Imagine two old guys, 83 year-old Aaron and his 80 year-old brother Moses finding the courage to demand an audience with the mighty and powerful ruler of Egypt, Pharaoh. The question is: Where was everyone else? Where were all those elders, the leaders of the tribes who were so happy to hear from Moses that G-d is about to liberate the people? How come only Moses and Aaron appear before Pharaoh?

In last week's Parasha, we read that the elders (the Zekenim) and Moses and Aaron decided to head to the palace to speak to Pharaoh. So what happened to the Zekenim, that only Moses and Aaron reached the palace?

The Midrash explains that the elders (Zekenim) were too afraid to face Pharaoh and therefore, one by one, they dropped out before reaching the palace, so that only Moses and Aaron were left to stand up to Pharaoh.

After the Exodus, when the Children of Israel stood by Mount Sinai for the Giving of the Torah, Moses warned the people that they could not ascend the mountain, but that they must wait at the bottom or risk death.
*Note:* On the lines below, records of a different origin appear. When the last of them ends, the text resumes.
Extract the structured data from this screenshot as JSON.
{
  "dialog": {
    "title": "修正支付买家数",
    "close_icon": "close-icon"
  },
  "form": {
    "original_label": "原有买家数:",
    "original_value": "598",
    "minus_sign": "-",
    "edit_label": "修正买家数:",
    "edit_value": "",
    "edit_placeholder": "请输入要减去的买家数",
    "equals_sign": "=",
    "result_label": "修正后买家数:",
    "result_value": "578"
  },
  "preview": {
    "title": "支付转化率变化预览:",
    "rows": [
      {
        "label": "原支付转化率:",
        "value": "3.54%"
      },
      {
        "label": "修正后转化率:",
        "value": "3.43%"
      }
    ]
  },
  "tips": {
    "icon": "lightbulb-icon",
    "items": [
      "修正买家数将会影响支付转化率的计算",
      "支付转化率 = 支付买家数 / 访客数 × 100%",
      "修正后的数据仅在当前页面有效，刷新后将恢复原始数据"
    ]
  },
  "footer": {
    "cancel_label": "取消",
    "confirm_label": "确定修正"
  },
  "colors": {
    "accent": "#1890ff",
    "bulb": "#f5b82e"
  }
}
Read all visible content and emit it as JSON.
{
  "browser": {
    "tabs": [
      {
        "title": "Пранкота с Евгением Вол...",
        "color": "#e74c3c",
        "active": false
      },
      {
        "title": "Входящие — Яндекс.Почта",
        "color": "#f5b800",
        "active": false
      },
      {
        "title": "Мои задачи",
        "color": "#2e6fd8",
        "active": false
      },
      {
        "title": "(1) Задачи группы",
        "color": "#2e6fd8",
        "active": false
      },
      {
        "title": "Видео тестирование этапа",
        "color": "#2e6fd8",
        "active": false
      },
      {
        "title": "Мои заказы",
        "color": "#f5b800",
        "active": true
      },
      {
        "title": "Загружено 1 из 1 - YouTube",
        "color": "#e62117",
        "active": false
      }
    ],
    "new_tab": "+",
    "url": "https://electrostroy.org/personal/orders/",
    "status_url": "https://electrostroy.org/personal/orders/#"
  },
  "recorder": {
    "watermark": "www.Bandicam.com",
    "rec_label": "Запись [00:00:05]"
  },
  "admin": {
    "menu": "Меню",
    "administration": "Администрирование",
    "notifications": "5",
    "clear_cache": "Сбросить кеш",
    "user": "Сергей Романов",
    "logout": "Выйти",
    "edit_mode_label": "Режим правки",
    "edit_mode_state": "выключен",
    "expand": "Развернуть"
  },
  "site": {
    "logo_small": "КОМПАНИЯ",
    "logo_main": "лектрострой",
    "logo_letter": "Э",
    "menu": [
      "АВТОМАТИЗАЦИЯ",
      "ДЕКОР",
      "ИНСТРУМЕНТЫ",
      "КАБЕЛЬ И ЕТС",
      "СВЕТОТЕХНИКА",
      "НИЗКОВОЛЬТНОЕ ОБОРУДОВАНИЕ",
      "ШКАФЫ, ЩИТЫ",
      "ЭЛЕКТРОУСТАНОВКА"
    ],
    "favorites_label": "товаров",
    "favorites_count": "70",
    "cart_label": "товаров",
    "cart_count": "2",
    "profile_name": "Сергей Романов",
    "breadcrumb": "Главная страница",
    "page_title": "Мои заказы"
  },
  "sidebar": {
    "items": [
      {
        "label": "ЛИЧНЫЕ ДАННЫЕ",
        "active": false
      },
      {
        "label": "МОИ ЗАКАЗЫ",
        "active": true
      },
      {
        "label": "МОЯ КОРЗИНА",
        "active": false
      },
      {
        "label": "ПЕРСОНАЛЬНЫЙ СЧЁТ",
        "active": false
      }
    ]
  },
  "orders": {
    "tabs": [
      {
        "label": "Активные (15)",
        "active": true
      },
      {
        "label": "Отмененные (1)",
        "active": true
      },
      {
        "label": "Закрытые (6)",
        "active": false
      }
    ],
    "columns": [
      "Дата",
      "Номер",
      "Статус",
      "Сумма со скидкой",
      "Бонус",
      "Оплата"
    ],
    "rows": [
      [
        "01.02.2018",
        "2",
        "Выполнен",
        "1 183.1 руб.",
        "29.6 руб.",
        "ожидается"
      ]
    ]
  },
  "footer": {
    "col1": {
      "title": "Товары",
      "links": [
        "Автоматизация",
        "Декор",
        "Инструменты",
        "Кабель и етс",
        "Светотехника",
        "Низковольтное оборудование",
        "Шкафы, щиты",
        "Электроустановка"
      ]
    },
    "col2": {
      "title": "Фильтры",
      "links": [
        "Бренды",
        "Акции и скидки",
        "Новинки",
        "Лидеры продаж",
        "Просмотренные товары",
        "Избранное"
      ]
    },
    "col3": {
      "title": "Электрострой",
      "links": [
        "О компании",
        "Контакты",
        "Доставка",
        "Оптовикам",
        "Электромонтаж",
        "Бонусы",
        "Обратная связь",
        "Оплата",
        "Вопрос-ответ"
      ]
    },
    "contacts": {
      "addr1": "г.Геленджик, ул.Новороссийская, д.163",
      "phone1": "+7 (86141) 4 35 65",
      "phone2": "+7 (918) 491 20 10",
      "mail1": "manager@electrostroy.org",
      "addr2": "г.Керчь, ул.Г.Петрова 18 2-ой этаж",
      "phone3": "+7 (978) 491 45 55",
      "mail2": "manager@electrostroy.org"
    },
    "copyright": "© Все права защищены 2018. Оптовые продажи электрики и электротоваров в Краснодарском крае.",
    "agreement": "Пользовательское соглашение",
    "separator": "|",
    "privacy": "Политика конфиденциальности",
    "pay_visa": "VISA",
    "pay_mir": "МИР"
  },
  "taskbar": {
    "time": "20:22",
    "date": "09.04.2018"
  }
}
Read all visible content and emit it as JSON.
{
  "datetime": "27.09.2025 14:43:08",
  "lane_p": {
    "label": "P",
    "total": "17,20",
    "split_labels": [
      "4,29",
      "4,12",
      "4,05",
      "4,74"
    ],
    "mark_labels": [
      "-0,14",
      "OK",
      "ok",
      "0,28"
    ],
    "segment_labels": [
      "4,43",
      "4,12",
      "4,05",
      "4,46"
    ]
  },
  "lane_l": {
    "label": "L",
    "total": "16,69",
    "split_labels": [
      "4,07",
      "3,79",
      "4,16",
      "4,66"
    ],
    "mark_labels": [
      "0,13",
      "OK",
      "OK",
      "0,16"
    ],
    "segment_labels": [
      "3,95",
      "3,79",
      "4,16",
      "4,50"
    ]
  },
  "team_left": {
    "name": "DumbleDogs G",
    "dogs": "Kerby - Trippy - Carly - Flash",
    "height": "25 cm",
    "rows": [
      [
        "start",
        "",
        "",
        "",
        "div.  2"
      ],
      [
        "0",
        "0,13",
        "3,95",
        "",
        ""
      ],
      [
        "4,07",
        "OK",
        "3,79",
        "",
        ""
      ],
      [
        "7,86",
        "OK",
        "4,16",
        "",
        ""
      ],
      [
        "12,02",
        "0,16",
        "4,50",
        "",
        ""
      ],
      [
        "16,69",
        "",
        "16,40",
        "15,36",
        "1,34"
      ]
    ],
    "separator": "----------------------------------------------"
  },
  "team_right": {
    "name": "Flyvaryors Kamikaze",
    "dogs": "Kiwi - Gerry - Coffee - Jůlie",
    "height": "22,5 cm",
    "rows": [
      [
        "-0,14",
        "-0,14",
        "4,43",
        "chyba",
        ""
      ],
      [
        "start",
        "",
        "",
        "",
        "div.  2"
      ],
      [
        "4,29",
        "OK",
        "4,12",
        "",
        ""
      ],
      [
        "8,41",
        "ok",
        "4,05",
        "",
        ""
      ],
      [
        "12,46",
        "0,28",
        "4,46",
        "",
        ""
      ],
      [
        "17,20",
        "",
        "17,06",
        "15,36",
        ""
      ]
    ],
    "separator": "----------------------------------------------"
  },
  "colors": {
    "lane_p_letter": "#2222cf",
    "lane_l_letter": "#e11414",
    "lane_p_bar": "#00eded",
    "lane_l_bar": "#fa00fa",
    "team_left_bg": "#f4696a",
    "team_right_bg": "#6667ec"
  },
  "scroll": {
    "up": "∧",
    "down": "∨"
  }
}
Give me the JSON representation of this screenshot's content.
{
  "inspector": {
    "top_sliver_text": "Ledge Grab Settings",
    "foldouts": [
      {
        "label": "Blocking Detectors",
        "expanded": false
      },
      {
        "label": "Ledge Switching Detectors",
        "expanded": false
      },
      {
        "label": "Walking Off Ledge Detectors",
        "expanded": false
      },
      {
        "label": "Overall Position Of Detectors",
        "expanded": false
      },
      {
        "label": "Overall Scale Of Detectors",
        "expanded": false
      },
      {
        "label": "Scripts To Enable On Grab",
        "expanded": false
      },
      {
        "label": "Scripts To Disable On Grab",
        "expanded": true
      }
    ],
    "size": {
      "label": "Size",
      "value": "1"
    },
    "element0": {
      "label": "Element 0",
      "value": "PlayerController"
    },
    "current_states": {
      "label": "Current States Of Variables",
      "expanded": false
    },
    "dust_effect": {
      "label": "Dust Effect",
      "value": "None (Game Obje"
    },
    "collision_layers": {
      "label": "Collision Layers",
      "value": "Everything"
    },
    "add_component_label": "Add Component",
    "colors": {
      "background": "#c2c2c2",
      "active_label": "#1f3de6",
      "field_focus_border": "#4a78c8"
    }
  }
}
The elders (Zekenim) thought that they should go up with Moses, but they were told that since they were not courageous enough when they had the opportunity to appear before Pharaoh, a human ruler, they definitely do not deserve to go up with Moses and face G-d for the Giving of the Torah.

This Parasha is very relevant to our times. In the name of religion, we see much suffering in the world. People are exiled, starved and murdered. Israel has become the target of attacks in so many circles. Moses stood up not just for the Israelites but also for total strangers, like when he saved Jethro's daughters.

Each and everyone of us can be a Zaken, an elder, a leader, and raise our voices wherever there is injustice. We cannot act like the meek and frightened elders who were afraid to face Pharaoh. This Parasha teaches us to be brave like Moses and Aaron, to speak up and do all we can to better this world.

Shabbat Shalom,